PARTY LINES: 'Cosmic' Battle Masks Crude Dividing of Pie

In most modern democracies, political battles seem, at first glance, rather prosaic. Other than in times of war, or when a basic moral question is at issue (like abortion or the death penalty), they involve such things as more government versus less, more social welfare or less, higher taxes versus lower. Pretty tepid stuff compared to Russia's endless cosmic struggle, pitting the genocidal policies of the anti-people's regime versus the looming specter of a communist revanche.

The first glance, however, is deceptive. In fact, political disputes in democracies are political in the real sense of the word, meaning that interest groups - taxpayers, pensioners, whatever -and their elected representatives fight over such things as how big society's pooled resources should be, and how they are to be allocated.

Politics in this sense doesn't really exist in Russia. The maximalist invective the Kremlin and the opposition hurl at one another simply provides cover for an endless struggle over how to divide society's common resources among themselves.
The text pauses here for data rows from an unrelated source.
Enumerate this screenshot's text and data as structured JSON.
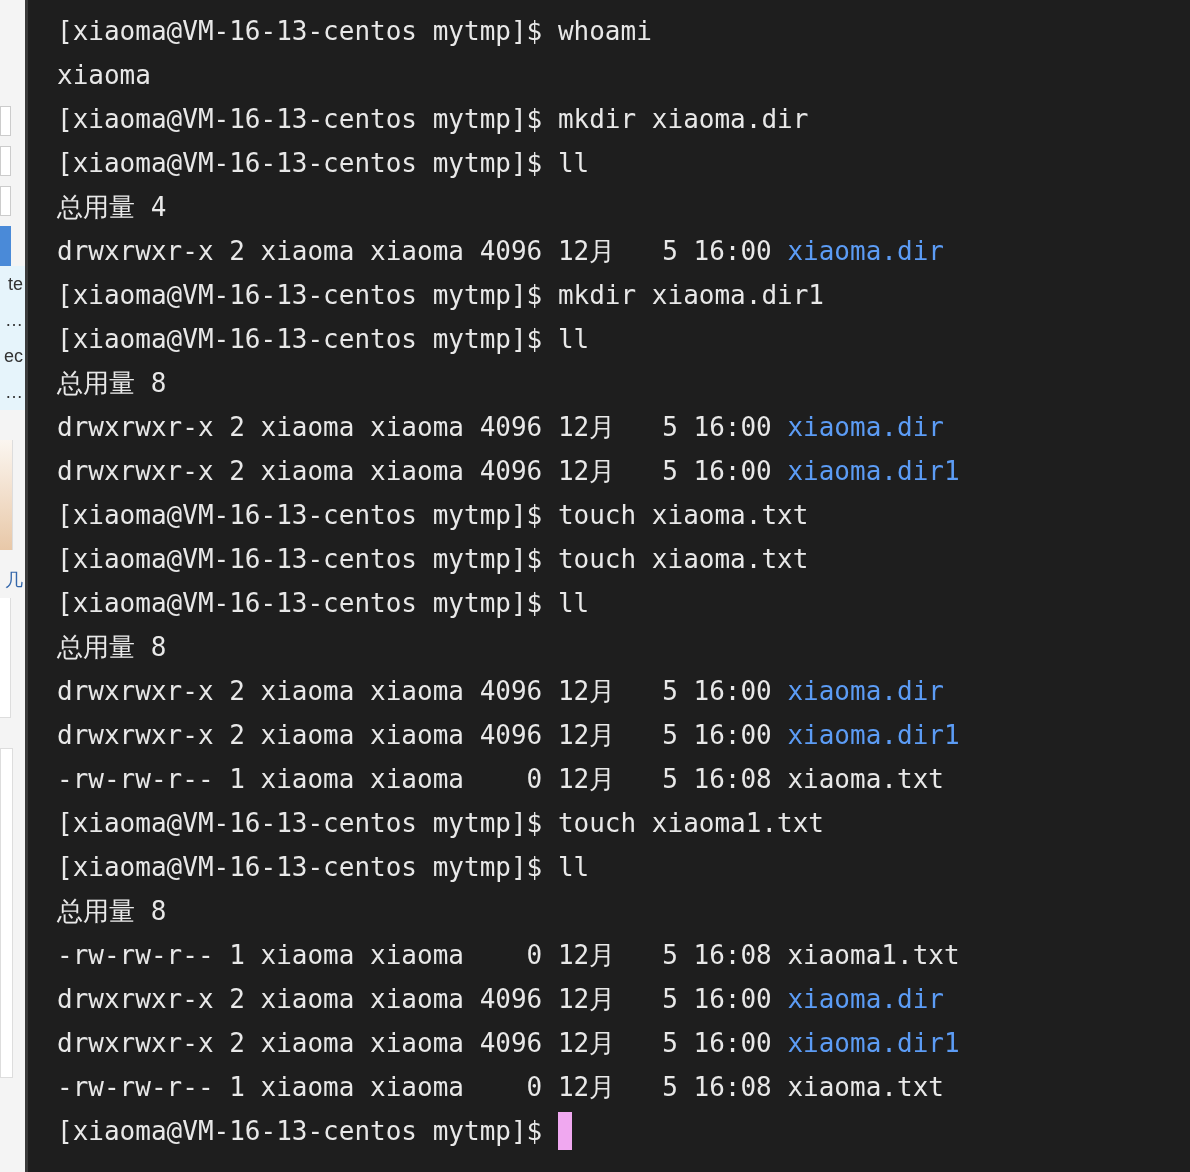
{
  "side_window": {
    "fragments": [
      "te",
      "…",
      "ec",
      "…",
      "几"
    ]
  },
  "terminal": {
    "lines": [
      {
        "kind": "prompt",
        "prompt": "[xiaoma@VM-16-13-centos mytmp]$ ",
        "command": "whoami"
      },
      {
        "kind": "output",
        "text": "xiaoma"
      },
      {
        "kind": "prompt",
        "prompt": "[xiaoma@VM-16-13-centos mytmp]$ ",
        "command": "mkdir xiaoma.dir"
      },
      {
        "kind": "prompt",
        "prompt": "[xiaoma@VM-16-13-centos mytmp]$ ",
        "command": "ll"
      },
      {
        "kind": "output",
        "text": "总用量 4"
      },
      {
        "kind": "entry",
        "info": "drwxrwxr-x 2 xiaoma xiaoma 4096 12月   5 16:00 ",
        "name": "xiaoma.dir",
        "directory": true
      },
      {
        "kind": "prompt",
        "prompt": "[xiaoma@VM-16-13-centos mytmp]$ ",
        "command": "mkdir xiaoma.dir1"
      },
      {
        "kind": "prompt",
        "prompt": "[xiaoma@VM-16-13-centos mytmp]$ ",
        "command": "ll"
      },
      {
        "kind": "output",
        "text": "总用量 8"
      },
      {
        "kind": "entry",
        "info": "drwxrwxr-x 2 xiaoma xiaoma 4096 12月   5 16:00 ",
        "name": "xiaoma.dir",
        "directory": true
      },
      {
        "kind": "entry",
        "info": "drwxrwxr-x 2 xiaoma xiaoma 4096 12月   5 16:00 ",
        "name": "xiaoma.dir1",
        "directory": true
      },
      {
        "kind": "prompt",
        "prompt": "[xiaoma@VM-16-13-centos mytmp]$ ",
        "command": "touch xiaoma.txt"
      },
      {
        "kind": "prompt",
        "prompt": "[xiaoma@VM-16-13-centos mytmp]$ ",
        "command": "touch xiaoma.txt"
      },
      {
        "kind": "prompt",
        "prompt": "[xiaoma@VM-16-13-centos mytmp]$ ",
        "command": "ll"
      },
      {
        "kind": "output",
        "text": "总用量 8"
      },
      {
        "kind": "entry",
        "info": "drwxrwxr-x 2 xiaoma xiaoma 4096 12月   5 16:00 ",
        "name": "xiaoma.dir",
        "directory": true
      },
      {
        "kind": "entry",
        "info": "drwxrwxr-x 2 xiaoma xiaoma 4096 12月   5 16:00 ",
        "name": "xiaoma.dir1",
        "directory": true
      },
      {
        "kind": "entry",
        "info": "-rw-rw-r-- 1 xiaoma xiaoma    0 12月   5 16:08 ",
        "name": "xiaoma.txt",
        "directory": false
      },
      {
        "kind": "prompt",
        "prompt": "[xiaoma@VM-16-13-centos mytmp]$ ",
        "command": "touch xiaoma1.txt"
      },
      {
        "kind": "prompt",
        "prompt": "[xiaoma@VM-16-13-centos mytmp]$ ",
        "command": "ll"
      },
      {
        "kind": "output",
        "text": "总用量 8"
      },
      {
        "kind": "entry",
        "info": "-rw-rw-r-- 1 xiaoma xiaoma    0 12月   5 16:08 ",
        "name": "xiaoma1.txt",
        "directory": false
      },
      {
        "kind": "entry",
        "info": "drwxrwxr-x 2 xiaoma xiaoma 4096 12月   5 16:00 ",
        "name": "xiaoma.dir",
        "directory": true
      },
      {
        "kind": "entry",
        "info": "drwxrwxr-x 2 xiaoma xiaoma 4096 12月   5 16:00 ",
        "name": "xiaoma.dir1",
        "directory": true
      },
      {
        "kind": "entry",
        "info": "-rw-rw-r-- 1 xiaoma xiaoma    0 12月   5 16:08 ",
        "name": "xiaoma.txt",
        "directory": false
      },
      {
        "kind": "prompt",
        "prompt": "[xiaoma@VM-16-13-centos mytmp]$ ",
        "cursor": true
      }
    ]
  }
}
Last week's events made this abundantly clear. Take impeachment. The leadership of the Communist Party are able to do arithmetic as well as the Kremlin, and it's a fair bet that they knew all five counts would fail. In the end, Gennady Zyuganov and Company didn't really want their initiative to pass the State Duma, any more than they really wanted to win the 1996 presidential election. Had impeachment passed, President Boris Yeltsin would have engineered a way to dismiss the Duma, and the Communists had no real desire to risk their comfortable lives of taxpayer funded "opposition."

It is still possible that Yeltsin will dissolve the Duma. But it is likely that the Kremlin will never take the other step it is rumored to be contemplating - banning the Communist Party outright. Yeltsin needs them as a bogeyman for the voters (at least, to maintain the 2 percent that currently support him) and, more importantly, to scare up money from the International Monetary Fund. It would not even be surprising to find out that the Kremlin and its allies in the State Duma arranged things so that the Communists and their allies could "vote their consciences" without bringing about the dreaded result.
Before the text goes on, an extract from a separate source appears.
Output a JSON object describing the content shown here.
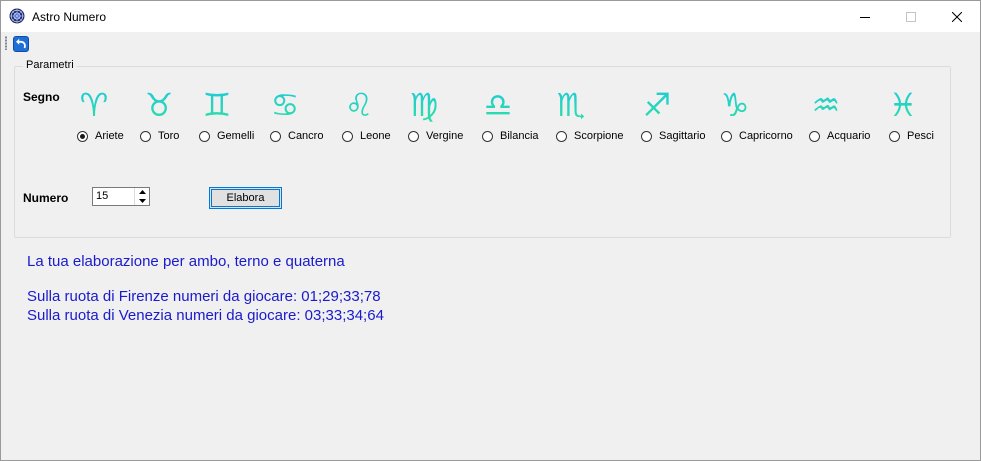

The Communists, meanwhile, need Yeltsin as a rallying point, to at least slow down the thinning of their aging electorate's ranks, and thus hang on to the perks of "opposition" life a while longer.

The current arrangement suits everyone.

A corollary lesson of the last week is that, contrary to the conventional wisdom, the "leftist opposition" is not the source of instability in Russia. Nor are the deep social divisions in society. The real source of instability in Russia is the place where the preponderance of state power is concentrated - the Kremlin.

Within 24 hours of Sergei Stepashin's confirmation as prime minister, he was already rumored to be in trouble for having pushed for Duma budget committee chief Alexander Zhukov's appointment as economics tsar. According to Russian press accounts, Stepashin has run afoul of two Kremlin clans vying for control of the new government - one led by privatization architect Anatoly Chubais, the other by tycoon Boris Berezovsky.

So Yeltsin, as predictably as the trajectory of the stars, has again set the courtiers at each other's throats. He will divide and rule until his last day on earth.